If you think A Noble Companion sounds like a fun read, you can mark it as "want to read" here on Goodreads.

Monday, June 10, 2024

"Break the Beast" by Allison Tebo

This book blew me away.  It's got a vibe like Till We Have Faces by C. S. Lewis, but mixed with wonderful wordsmithing ala Caraval by Stephanie Garber, and with a hero who could stand beside any of the great men in The Lord of the Rings by J. R. R. Tolkien.

And if that sounds hyperbolic, I assure you it is not.  This is going to be one of my top books for the year.

Break the Beast is a retelling of the ancient epic Beowulf, but with a wonderful twist.  Instead of killing the monster Grendel, Beowulf saves her from being a monster.  In this book, Grendel was once a human girl, and when Beowulf offers her a chance to turn from worshiping the Dragon Below and instead worship the Almighty, he's also offering her a chance to reclaim her humanity.

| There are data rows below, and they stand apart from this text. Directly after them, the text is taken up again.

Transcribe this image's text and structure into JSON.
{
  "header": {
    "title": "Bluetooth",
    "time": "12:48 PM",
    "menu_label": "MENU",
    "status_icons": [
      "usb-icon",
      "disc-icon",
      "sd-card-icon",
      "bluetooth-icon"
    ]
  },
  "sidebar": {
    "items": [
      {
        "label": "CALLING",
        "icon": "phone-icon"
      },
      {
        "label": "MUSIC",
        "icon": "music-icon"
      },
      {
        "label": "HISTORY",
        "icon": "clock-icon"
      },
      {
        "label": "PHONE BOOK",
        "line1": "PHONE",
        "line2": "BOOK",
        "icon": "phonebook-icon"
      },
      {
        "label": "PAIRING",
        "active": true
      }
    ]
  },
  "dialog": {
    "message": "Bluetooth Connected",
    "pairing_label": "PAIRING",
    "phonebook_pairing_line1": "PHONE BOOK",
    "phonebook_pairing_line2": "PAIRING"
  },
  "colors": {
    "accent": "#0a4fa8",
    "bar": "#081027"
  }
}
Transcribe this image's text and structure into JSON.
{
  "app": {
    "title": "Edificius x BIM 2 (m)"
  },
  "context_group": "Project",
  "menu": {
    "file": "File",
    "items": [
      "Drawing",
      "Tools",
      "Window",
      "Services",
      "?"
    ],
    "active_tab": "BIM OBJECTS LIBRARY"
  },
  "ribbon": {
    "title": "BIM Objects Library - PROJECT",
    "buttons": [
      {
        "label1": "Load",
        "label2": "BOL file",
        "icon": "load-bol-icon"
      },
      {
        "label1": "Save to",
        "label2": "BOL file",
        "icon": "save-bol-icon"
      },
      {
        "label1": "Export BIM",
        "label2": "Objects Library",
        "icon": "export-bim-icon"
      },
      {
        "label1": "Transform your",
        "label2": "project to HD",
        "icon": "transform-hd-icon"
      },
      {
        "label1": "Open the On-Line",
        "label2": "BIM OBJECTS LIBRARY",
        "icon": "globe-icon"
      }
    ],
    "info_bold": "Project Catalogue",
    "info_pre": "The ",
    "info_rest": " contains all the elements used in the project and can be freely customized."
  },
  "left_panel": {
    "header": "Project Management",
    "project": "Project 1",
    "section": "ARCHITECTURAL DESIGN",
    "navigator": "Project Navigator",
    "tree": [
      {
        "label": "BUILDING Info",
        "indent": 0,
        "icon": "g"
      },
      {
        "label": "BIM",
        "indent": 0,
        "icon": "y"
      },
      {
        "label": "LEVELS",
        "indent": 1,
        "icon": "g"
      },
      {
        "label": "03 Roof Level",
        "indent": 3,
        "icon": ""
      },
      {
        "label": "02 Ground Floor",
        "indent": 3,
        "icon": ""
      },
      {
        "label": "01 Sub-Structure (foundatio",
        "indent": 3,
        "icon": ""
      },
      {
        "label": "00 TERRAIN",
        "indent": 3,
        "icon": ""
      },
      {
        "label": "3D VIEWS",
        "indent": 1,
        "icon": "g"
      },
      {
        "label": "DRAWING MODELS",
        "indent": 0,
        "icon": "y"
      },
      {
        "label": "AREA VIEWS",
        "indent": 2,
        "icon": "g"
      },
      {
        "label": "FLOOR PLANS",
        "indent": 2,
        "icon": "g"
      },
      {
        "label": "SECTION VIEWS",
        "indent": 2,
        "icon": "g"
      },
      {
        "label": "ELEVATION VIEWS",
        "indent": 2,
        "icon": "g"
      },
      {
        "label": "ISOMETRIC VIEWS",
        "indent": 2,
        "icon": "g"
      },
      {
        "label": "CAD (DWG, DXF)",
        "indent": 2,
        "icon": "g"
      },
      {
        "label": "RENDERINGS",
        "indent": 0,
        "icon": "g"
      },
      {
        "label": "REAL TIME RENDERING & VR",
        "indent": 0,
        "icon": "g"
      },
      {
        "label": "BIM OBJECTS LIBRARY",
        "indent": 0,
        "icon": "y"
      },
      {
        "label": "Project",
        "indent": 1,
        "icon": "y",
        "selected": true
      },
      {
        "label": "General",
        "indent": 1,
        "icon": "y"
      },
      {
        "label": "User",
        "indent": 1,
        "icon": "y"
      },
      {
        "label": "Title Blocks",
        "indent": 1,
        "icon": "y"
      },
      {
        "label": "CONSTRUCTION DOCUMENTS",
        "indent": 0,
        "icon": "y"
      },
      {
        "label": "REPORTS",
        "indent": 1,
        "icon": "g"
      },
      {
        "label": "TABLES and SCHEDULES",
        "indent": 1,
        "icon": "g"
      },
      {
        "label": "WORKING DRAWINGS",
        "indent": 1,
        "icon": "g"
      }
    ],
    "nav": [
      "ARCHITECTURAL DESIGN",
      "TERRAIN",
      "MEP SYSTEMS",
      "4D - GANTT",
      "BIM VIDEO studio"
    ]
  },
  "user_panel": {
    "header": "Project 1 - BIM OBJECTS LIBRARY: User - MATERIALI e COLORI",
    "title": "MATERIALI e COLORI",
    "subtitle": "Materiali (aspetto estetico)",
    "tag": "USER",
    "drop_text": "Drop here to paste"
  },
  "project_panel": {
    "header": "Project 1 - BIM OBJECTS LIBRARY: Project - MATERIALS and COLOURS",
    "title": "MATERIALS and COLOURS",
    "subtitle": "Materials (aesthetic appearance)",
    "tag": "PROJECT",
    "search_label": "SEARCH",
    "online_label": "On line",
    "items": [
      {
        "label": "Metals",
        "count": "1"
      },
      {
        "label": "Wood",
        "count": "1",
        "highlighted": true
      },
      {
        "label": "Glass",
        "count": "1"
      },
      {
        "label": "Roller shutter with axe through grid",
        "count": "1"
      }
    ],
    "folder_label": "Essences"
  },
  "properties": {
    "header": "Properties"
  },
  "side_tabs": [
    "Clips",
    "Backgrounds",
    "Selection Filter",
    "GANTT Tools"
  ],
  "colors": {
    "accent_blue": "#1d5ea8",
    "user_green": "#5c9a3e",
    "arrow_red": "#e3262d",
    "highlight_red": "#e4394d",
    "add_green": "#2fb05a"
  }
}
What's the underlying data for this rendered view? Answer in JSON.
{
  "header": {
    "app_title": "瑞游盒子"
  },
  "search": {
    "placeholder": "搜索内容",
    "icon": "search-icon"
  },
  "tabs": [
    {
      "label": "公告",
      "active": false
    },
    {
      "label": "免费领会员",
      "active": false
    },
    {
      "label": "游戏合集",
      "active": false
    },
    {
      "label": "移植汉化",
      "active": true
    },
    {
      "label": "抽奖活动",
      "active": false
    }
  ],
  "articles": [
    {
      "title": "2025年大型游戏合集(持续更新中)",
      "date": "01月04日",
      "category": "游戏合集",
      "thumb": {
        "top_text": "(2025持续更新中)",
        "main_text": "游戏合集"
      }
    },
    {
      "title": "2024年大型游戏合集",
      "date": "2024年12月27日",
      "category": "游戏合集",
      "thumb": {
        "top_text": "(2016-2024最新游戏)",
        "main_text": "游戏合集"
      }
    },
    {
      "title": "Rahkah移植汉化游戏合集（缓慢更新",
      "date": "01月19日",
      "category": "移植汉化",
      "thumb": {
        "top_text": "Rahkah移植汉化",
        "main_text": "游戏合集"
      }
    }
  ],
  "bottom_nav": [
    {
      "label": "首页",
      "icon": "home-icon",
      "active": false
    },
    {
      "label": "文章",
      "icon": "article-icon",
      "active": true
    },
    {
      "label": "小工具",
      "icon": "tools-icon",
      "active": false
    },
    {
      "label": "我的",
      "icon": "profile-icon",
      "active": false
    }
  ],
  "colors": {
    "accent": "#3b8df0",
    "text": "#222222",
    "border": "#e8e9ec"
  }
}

I don't want to spoil the story too much, but this is simultaneously an epic quest to defeat monsters and a very personal story of the power of faith and friendship.  It's an allegory like Till We Have Faces, but it's also an emotion-charged fantasy adventure like The Lord of the Rings.

I also loved that, like Balefire by Deborah Koren, this book centers on a platonic friendship between a man and a woman.  I love books like that where romance doesn't need to be part of the plot just because the two main characters are a guy and a girl.  If this is a new trend, I applaud it!

I had to read this book in little bites most of the time because I needed to savor the exquisite writing and storytelling.  I've enjoyed Allison Tebo's writing for years now, but this is far above everything she's written before.  It is magnificent.  Though there is a little flavor of decision-based theology here and there that I do not personally agree with, just fyi.

Particularly Good Bits:

"You and I both know that when we do not allow the Almighty to erect the walls of his truth around our thoughts, our minds devour us, and then, fools that we are, we blame the Almighty for our pain, and we choose to live in the chaos, instead of seeking freedom in Him (p. 20-21).

As the hours pass, he tries several times to speak to me, but each time, the words fall to the ground with the rain, leaving puddles of awkward silence behind (p. 172).

If This was a Movie, I Would Rate It: PG-13 for mildly gory violence and one instance of someone insinuating a woman has seduced a man (she hasn't).

This is the 15th book I've read from my TBR shelves for the 2024 Mount TBR Reading Challenge.